Your copy of the data should match it exactly, except that the pictures are gone.

[Data records for software interfaces]
=======

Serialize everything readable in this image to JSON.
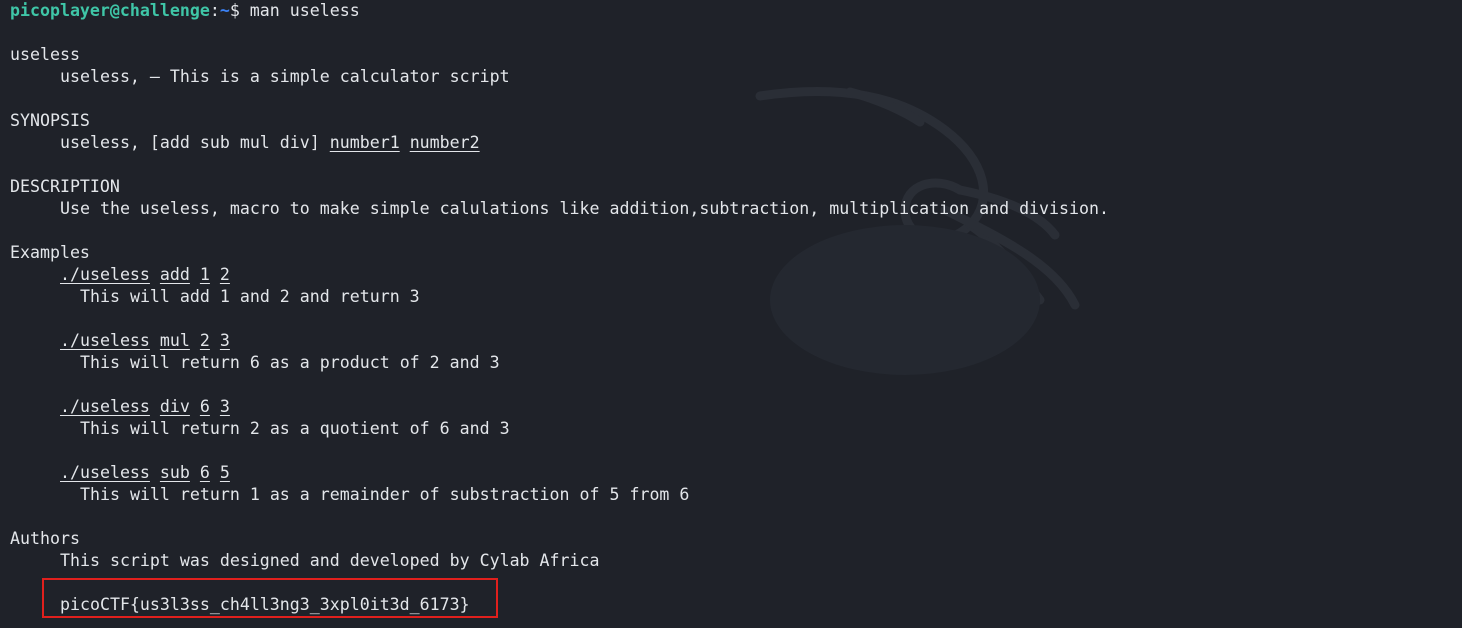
{
  "prompt": {
    "user_host": "picoplayer@challenge",
    "separator": ":",
    "path": "~",
    "symbol": "$ ",
    "command": "man useless"
  },
  "man_page": {
    "name_header": "useless",
    "name_desc": "useless, — This is a simple calculator script",
    "synopsis_header": "SYNOPSIS",
    "synopsis_cmd": "useless, [add sub mul div] ",
    "synopsis_arg1": "number1",
    "synopsis_arg2": "number2",
    "description_header": "DESCRIPTION",
    "description_text": "Use the useless, macro to make simple calulations like addition,subtraction, multiplication and division.",
    "examples_header": "Examples",
    "examples": [
      {
        "cmd": "./useless",
        "op": "add",
        "a": "1",
        "b": "2",
        "desc": "This will add 1 and 2 and return 3"
      },
      {
        "cmd": "./useless",
        "op": "mul",
        "a": "2",
        "b": "3",
        "desc": "This will return 6 as a product of 2 and 3"
      },
      {
        "cmd": "./useless",
        "op": "div",
        "a": "6",
        "b": "3",
        "desc": "This will return 2 as a quotient of 6 and 3"
      },
      {
        "cmd": "./useless",
        "op": "sub",
        "a": "6",
        "b": "5",
        "desc": "This will return 1 as a remainder of substraction of 5 from 6"
      }
    ],
    "authors_header": "Authors",
    "authors_text": "This script was designed and developed by Cylab Africa",
    "flag": "picoCTF{us3l3ss_ch4ll3ng3_3xpl0it3d_6173}"
  },
  "colors": {
    "background": "#1f2229",
    "prompt_user": "#3fc6a7",
    "prompt_path": "#3b82f6",
    "highlight_box": "#e0201d"
  }
}
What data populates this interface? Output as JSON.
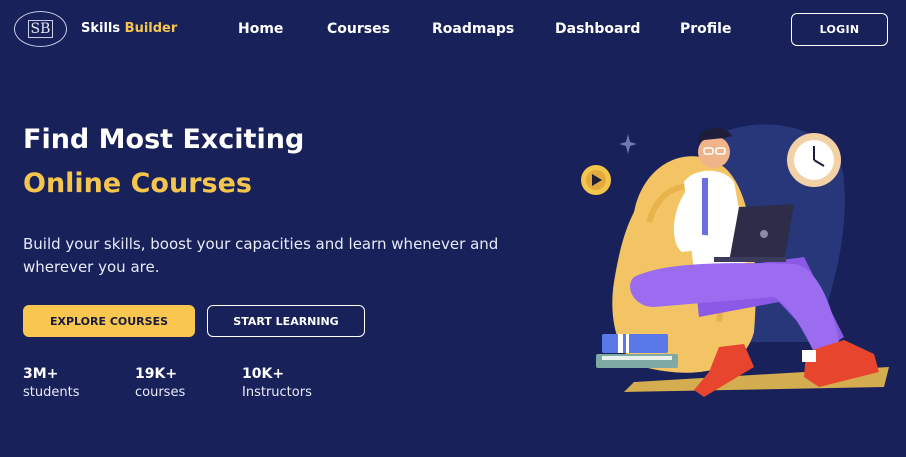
{
  "nav": {
    "logo_monogram": "SB",
    "brand_part1": "Skills",
    "brand_part2": "Builder",
    "links": [
      "Home",
      "Courses",
      "Roadmaps",
      "Dashboard",
      "Profile"
    ],
    "login_label": "LOGIN"
  },
  "hero": {
    "title_line1": "Find Most Exciting",
    "title_line2": "Online Courses",
    "description": "Build your skills, boost your capacities and learn whenever and wherever you are.",
    "primary_button": "EXPLORE COURSES",
    "secondary_button": "START LEARNING",
    "stats": [
      {
        "value": "3M+",
        "label": "students"
      },
      {
        "value": "19K+",
        "label": "courses"
      },
      {
        "value": "10K+",
        "label": "Instructors"
      }
    ]
  },
  "colors": {
    "background": "#18215a",
    "accent": "#f5c64e",
    "text": "#ffffff"
  },
  "icons": [
    "play-coin-icon",
    "sparkle-icon",
    "clock-icon"
  ]
}
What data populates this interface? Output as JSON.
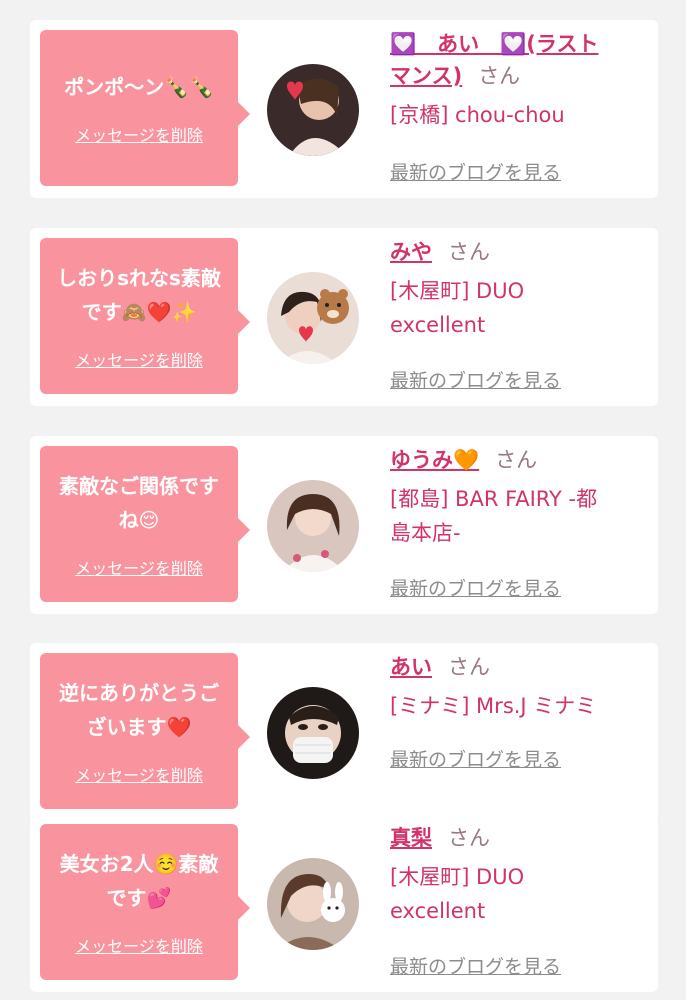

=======

SOLVED EXERCISE:
Serialize everything readable in this image to JSON.
{
  "prompt": {
    "user_host": "picoplayer@challenge",
    "separator": ":",
    "path": "~",
    "symbol": "$ ",
    "command": "man useless"
  },
  "man_page": {
    "name_header": "useless",
    "name_desc": "useless, — This is a simple calculator script",
    "synopsis_header": "SYNOPSIS",
    "synopsis_cmd": "useless, [add sub mul div] ",
    "synopsis_arg1": "number1",
    "synopsis_arg2": "number2",
    "description_header": "DESCRIPTION",
    "description_text": "Use the useless, macro to make simple calulations like addition,subtraction, multiplication and division.",
    "examples_header": "Examples",
    "examples": [
      {
        "cmd": "./useless",
        "op": "add",
        "a": "1",
        "b": "2",
        "desc": "This will add 1 and 2 and return 3"
      },
      {
        "cmd": "./useless",
        "op": "mul",
        "a": "2",
        "b": "3",
        "desc": "This will return 6 as a product of 2 and 3"
      },
      {
        "cmd": "./useless",
        "op": "div",
        "a": "6",
        "b": "3",
        "desc": "This will return 2 as a quotient of 6 and 3"
      },
      {
        "cmd": "./useless",
        "op": "sub",
        "a": "6",
        "b": "5",
        "desc": "This will return 1 as a remainder of substraction of 5 from 6"
      }
    ],
    "authors_header": "Authors",
    "authors_text": "This script was designed and developed by Cylab Africa",
    "flag": "picoCTF{us3l3ss_ch4ll3ng3_3xpl0it3d_6173}"
  },
  "colors": {
    "background": "#1f2229",
    "prompt_user": "#3fc6a7",
    "prompt_path": "#3b82f6",
    "highlight_box": "#e0201d"
  }
}
What data populates this interface? Output as JSON.
{
  "nav": {
    "logo_monogram": "SB",
    "brand_part1": "Skills",
    "brand_part2": "Builder",
    "links": [
      "Home",
      "Courses",
      "Roadmaps",
      "Dashboard",
      "Profile"
    ],
    "login_label": "LOGIN"
  },
  "hero": {
    "title_line1": "Find Most Exciting",
    "title_line2": "Online Courses",
    "description": "Build your skills, boost your capacities and learn whenever and wherever you are.",
    "primary_button": "EXPLORE COURSES",
    "secondary_button": "START LEARNING",
    "stats": [
      {
        "value": "3M+",
        "label": "students"
      },
      {
        "value": "19K+",
        "label": "courses"
      },
      {
        "value": "10K+",
        "label": "Instructors"
      }
    ]
  },
  "colors": {
    "background": "#18215a",
    "accent": "#f5c64e",
    "text": "#ffffff"
  },
  "icons": [
    "play-coin-icon",
    "sparkle-icon",
    "clock-icon"
  ]
}
What data populates this interface? Output as JSON.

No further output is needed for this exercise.